On Sep 9, 2010, at 06:40 , Yusuke ENDOH wrote:

> 2010/9/9 Ryan Davis <ryand-ruby / zenspider.com>:
>>> cons:
>>> 1) disadvantage for the core team: developping style will get
>>>    complex.  The core team must care multiple entities: Ruby
>>>    package and stdlib gems.
>> 
>> I can see that if ruby is viewed (using the analogy above) as the whole
>> freebsd distro, but I don't think that view is necessarily valid. For
>> example, why must webrick require a full release cycle (and version
>> number--we still have that problem) when it can be addressed with an
>> announcement saying "security problem. run gem update webrick to fix it"?
>> 
>> Certainly we'd want future releases of ruby to update the supplied webrick,
>> but I don't think it necessitates a full release, esp if the user is
>> immediately encouraged to update rubygems + installed gems at ruby install
>> time.
> 
> I insisted the completely same thing to committers.
> If we don't have to do full release when security issue is reported,
> it is definitely an advantage for the core team.
> But, Urabe san said, full release is needed even if "gem update"
> can be used.

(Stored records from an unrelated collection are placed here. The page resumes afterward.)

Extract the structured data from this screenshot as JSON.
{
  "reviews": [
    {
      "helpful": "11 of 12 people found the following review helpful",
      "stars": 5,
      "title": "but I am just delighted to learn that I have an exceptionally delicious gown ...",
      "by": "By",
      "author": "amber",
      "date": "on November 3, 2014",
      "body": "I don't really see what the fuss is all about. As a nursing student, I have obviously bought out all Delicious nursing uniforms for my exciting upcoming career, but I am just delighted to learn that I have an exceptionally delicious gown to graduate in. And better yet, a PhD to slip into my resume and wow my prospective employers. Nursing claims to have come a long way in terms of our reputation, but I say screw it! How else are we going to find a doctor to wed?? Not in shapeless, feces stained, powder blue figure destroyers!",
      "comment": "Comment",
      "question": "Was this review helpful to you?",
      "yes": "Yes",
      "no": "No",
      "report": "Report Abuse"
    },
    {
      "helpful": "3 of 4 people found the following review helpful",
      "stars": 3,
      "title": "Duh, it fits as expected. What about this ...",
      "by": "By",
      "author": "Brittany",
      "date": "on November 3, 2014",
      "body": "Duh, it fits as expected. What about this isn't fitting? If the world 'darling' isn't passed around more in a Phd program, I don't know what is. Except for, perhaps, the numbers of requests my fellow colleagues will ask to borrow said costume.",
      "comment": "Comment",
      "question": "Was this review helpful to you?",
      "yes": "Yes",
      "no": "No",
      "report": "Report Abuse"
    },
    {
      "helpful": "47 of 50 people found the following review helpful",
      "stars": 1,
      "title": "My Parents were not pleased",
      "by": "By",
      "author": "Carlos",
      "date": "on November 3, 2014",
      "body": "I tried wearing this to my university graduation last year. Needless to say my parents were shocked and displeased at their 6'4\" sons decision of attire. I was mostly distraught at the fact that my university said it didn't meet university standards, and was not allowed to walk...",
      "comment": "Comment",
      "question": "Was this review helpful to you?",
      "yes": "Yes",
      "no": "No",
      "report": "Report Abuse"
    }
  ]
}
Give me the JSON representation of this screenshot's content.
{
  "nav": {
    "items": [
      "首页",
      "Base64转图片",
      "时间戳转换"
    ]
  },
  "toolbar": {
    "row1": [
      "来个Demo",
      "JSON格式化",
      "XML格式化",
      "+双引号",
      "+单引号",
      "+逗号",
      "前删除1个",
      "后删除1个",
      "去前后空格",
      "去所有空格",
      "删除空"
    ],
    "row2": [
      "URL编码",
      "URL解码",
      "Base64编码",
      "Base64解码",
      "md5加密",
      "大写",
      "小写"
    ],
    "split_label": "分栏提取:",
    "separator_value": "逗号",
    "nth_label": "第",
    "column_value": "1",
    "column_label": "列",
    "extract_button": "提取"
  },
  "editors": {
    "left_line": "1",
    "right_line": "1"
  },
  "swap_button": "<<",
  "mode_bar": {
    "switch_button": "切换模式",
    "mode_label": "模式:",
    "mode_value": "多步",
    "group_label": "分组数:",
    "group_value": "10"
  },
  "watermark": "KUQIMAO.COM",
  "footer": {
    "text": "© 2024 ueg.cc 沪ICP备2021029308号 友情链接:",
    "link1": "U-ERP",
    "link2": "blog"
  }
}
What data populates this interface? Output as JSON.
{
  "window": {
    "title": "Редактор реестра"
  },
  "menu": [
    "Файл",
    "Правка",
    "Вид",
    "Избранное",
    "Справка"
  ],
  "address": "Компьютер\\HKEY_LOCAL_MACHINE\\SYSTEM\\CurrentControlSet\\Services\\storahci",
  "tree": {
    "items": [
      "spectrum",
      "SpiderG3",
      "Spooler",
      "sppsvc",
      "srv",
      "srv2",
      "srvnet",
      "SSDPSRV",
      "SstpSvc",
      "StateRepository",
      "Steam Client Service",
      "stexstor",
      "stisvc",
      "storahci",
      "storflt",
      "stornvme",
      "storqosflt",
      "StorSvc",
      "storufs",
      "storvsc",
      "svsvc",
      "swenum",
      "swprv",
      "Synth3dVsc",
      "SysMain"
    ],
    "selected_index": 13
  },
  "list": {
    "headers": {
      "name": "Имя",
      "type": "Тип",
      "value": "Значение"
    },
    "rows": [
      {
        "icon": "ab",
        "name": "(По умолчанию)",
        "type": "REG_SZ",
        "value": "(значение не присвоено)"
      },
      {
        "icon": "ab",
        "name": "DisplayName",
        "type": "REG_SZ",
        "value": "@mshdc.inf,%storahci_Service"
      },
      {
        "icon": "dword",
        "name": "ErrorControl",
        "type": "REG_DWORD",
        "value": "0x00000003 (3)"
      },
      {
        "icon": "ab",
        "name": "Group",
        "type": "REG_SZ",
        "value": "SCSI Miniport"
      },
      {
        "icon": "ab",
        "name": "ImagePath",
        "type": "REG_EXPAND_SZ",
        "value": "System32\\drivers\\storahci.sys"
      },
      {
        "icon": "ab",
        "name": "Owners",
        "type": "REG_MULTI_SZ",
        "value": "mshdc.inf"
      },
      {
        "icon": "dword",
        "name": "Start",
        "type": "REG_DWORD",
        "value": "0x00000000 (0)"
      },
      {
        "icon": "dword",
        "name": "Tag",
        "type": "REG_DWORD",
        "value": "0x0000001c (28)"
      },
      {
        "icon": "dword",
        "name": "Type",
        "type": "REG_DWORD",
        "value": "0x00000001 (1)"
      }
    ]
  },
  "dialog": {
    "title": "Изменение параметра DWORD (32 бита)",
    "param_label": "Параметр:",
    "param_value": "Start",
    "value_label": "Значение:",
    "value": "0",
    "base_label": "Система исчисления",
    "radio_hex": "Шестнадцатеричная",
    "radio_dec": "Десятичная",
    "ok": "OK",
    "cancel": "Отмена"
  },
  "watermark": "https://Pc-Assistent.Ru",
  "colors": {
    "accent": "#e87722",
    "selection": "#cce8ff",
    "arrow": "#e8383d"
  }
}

Then we need to change Urabe's mind. I think his argument does more harm than good by delaying fixes in order to coordinate full releases. If ruby+gem installs do an automated update at the end of install, then there is NO reason why security fixes should be delayed for full releases.